The video capabilities of the OM-D E-M1 Mark II have been extended with the addition of OM-Log400 shooting, which sets a’ flat’ profile that provides greater flexibility for colour grading in post-production. High-speed movie recording at 120 fps with full HD resolution delivers slow-motion playback. The camera also supports time-lapse shooting.
At an RRP of AU$4499, the OM-D E-M1X won’t be the camera on everyone’s ‘must have’ list. But professional sports shooters with sore backs and shoulders from lugging around cameras that weigh four to five kilograms with 600mm lenses will find welcome relief in the E-M1X plus M.Zuiko Digital ED 300mm f/4 IS PRO, a combo that weighs just over one-and-a-half kilograms.
1. The same 20.4-megapixel Live MOS sensor as the OM-D E-M1 Mark II but with two TruePic VIII image processors that enable faster image processing and support many of the new technologies.
2. Integrated vertical grip with duplicated horizontal/vertical controls and a pull-out cartridge that accepts BLH-1 batteries; the same battery as is used in the E-M1 Mark II. The camera is CIPA rated for 870 shots/charge with IS on but no flash or approximately 1,290 frames per battery using the quick sleep mode. In practice we found these figures to be conservative.
3. Enhanced 5-axis sensor-shift image stabilisation that can synchronise in-body and in-lens IS systems to enable up to 7.5EV of shake correction.
4. All-cross-type hybrid AF system with 121-point on-chip phase detection sensors supporting a new Intelligent Subject Detection function and AF Target mode for focus tracking and high-speed continuous shooting. A joystick multi selector enables users to re-position the focus area while looking through the viewfinder.
5. Up to 60 fps continuous shooting in silent mode (using the electronic shutter) with focus and exposure locked on the first frame or up to 18 fps with continuous AF and focus tracking. Up to 15 fps shooting with the mechanical shutter.
6. The shutter is rated for 400,000 actuations and the camera includes Flicker Scan and anti-flicker settings to prevent uneven exposures and uneven colouring between sequential frames when shooting under fluorescent lighting.
7. A new Handheld High Res Shot mode uses the technology that drives the dust reduction and stabilisation systems to record and combine multiple exposures to create 50-megapixel images. The camera also provides the more traditional Tripod High Res Shot which can produce ultra high-resolution 80-megapixel images.
8. Professional quality C4K and 4K video can be recorded at 30 fps or 24 fps with a 237 Mbps bit rate. High-speed movie recording is supported at 120 fps with full HD resolution and the camera has an HDMI micro-D port and separate 3.5 mm stereo mini jacks for a microphone and headphones. A 2.5mm jack is included for the wired remote control.
9. Integrated ‘field sensors’ include a GPS sensor, temperature sensor, manometer and compass. The data they collect is automatically added to the image metadata in still pictures and movie clips.
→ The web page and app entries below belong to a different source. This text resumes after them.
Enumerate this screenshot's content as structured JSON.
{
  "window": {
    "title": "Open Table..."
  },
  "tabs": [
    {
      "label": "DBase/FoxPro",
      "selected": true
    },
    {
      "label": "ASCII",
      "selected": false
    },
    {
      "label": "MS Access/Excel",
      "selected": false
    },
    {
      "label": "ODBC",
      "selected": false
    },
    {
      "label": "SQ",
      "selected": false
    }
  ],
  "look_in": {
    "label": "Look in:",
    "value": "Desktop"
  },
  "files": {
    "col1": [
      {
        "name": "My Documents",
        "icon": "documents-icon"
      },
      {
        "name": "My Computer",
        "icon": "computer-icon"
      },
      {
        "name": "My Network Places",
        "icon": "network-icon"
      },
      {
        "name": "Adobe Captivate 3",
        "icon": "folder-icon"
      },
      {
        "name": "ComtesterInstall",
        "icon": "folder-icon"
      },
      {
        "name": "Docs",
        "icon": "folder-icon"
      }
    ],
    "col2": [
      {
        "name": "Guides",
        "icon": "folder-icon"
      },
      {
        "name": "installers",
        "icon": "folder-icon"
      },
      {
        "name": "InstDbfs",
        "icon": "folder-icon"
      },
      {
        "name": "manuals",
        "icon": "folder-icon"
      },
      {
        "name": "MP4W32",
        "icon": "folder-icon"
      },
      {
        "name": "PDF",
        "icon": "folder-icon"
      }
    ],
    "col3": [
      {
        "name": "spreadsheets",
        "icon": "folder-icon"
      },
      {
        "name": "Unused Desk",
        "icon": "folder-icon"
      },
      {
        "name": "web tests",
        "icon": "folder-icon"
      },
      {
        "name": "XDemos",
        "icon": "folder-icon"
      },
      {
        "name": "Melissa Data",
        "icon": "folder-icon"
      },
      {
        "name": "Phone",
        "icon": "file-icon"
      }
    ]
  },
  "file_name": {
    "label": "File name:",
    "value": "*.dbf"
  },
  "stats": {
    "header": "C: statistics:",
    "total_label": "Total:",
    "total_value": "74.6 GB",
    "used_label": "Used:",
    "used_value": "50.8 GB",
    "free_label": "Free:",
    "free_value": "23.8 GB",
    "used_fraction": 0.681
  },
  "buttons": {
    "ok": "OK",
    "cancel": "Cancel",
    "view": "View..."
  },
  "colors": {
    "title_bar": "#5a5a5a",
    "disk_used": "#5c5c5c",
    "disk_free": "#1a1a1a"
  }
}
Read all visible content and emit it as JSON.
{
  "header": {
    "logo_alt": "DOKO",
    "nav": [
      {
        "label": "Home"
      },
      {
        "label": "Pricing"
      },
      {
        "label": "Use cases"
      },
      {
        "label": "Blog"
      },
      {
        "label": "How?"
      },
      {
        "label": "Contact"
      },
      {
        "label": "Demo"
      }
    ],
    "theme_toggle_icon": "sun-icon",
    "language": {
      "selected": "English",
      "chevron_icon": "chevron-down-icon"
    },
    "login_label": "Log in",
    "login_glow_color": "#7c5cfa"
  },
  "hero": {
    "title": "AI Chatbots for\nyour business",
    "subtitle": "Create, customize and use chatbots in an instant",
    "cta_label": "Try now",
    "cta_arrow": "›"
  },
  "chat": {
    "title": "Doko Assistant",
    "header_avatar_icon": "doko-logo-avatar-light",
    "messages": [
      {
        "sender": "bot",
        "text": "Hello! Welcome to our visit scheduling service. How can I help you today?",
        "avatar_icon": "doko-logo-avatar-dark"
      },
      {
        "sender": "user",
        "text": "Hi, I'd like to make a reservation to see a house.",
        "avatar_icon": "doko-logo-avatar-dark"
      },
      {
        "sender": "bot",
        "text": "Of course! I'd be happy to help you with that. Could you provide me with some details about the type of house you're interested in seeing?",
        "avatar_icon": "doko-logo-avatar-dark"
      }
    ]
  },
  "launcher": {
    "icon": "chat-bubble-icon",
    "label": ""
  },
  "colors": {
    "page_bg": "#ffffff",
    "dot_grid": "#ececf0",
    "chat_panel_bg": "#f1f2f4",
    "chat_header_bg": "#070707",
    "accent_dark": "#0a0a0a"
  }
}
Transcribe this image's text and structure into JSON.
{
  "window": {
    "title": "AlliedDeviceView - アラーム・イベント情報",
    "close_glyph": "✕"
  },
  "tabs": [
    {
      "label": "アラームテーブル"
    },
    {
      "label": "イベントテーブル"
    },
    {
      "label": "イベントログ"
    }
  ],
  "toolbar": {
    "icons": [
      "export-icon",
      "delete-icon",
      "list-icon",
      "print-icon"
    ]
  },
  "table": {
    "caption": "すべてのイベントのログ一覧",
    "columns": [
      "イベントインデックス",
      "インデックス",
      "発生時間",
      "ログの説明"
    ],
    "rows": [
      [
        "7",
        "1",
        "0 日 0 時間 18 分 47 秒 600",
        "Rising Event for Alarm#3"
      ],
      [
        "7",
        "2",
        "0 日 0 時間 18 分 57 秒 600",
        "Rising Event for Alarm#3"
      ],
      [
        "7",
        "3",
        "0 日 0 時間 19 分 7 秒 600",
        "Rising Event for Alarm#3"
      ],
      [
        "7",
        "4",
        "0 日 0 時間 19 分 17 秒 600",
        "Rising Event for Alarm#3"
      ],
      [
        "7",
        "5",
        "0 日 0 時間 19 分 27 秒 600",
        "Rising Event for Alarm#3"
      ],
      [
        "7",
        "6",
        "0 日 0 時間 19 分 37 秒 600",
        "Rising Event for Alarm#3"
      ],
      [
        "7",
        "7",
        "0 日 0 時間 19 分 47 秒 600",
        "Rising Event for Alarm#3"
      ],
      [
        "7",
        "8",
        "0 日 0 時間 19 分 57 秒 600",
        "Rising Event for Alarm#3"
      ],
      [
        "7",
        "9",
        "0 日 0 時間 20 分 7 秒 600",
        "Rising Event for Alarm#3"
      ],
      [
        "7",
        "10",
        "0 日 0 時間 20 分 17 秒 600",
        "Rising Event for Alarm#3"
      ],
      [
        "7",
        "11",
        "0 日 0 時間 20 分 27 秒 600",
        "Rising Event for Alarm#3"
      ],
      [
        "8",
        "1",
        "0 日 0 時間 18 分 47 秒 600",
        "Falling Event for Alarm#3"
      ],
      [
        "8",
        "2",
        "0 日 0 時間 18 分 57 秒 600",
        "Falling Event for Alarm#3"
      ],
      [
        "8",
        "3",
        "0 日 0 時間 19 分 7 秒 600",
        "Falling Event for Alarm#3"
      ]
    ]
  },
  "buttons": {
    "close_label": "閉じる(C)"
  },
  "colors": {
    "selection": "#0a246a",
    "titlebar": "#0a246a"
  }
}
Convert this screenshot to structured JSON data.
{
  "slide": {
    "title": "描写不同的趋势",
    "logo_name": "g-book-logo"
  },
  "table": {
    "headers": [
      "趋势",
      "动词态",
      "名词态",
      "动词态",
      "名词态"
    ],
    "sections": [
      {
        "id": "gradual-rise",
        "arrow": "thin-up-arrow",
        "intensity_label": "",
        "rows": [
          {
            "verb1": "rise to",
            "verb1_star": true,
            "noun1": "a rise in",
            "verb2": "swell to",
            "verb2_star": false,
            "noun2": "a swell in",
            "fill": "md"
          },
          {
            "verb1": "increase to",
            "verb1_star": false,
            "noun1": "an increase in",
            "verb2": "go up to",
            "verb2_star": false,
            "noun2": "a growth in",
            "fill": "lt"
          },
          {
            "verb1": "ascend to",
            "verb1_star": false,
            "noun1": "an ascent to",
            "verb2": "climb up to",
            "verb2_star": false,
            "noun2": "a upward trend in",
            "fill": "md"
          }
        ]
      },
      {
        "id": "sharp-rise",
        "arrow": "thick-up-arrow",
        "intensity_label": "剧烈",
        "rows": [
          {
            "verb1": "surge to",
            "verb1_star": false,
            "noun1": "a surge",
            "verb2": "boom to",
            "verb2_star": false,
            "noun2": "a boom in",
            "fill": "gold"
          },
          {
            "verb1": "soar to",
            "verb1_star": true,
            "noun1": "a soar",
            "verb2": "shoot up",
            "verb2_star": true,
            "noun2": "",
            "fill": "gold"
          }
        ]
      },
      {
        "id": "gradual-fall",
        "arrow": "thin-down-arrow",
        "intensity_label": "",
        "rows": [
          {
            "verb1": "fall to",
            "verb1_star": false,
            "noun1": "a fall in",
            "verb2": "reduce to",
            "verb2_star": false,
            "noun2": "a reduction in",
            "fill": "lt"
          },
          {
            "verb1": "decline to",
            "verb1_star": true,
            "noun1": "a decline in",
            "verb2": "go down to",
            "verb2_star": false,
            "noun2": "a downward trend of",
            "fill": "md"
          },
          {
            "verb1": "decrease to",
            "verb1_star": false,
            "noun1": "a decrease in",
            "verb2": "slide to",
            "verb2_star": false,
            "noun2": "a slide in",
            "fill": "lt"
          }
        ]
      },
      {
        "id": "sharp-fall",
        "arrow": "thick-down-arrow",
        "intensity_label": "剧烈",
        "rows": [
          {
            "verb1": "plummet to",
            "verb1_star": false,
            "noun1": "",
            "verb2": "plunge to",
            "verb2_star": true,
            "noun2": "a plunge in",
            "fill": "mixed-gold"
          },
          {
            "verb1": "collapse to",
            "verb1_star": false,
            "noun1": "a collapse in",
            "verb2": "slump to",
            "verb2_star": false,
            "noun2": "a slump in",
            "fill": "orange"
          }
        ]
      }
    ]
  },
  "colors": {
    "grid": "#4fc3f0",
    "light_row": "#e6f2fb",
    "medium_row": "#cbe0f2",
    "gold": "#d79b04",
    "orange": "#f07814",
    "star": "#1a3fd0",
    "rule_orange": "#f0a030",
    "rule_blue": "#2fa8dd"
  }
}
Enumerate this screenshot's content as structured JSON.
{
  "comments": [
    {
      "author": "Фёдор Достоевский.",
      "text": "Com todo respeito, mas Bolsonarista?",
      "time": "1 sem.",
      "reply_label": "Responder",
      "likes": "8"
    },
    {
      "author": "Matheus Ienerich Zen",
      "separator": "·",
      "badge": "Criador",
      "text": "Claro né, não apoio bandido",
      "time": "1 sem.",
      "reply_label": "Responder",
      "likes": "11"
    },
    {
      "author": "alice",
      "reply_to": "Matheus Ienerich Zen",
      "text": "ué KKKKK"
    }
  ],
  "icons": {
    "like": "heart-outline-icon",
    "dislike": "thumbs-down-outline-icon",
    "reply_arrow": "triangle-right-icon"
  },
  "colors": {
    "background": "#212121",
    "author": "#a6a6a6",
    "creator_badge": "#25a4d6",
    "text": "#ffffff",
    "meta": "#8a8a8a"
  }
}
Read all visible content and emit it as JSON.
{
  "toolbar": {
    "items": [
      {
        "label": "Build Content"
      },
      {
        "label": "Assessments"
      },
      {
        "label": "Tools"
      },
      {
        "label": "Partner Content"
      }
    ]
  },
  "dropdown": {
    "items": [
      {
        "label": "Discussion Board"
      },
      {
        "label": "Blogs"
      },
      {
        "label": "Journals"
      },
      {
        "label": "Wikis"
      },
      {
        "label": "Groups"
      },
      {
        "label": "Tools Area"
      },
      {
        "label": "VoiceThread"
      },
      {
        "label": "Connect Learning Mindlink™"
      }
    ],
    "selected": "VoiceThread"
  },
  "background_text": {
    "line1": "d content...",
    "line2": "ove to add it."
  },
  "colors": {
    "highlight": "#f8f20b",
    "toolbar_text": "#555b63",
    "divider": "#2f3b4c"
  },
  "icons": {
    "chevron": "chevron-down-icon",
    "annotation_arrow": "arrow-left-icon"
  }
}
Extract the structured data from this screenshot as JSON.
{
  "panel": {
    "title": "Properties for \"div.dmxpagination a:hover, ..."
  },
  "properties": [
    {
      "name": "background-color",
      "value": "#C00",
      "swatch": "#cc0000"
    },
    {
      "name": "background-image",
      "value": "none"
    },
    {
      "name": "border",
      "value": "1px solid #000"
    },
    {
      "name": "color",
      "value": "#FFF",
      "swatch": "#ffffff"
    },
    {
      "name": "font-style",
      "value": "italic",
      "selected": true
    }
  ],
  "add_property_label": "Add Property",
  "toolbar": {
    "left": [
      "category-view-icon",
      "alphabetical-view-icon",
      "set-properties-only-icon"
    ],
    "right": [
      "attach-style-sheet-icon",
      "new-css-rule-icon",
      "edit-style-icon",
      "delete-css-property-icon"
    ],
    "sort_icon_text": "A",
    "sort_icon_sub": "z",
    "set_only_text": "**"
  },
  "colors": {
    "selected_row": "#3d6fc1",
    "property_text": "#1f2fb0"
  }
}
10. Wireless functions include Wi-Fi (IEEE 802.11a/b/g/n/ac) as well as low-energy Bluetooth (Ver. 4.2 BLE). When used with smart device via the Olympus Capture camera control app, they support remote camera control and image transfer, including the ability to transfer images wirelessly to a computer when shooting in the studio without connecting a USB cable.
– Margaret Brown
Want to know more? For a more comprehensive review, click here.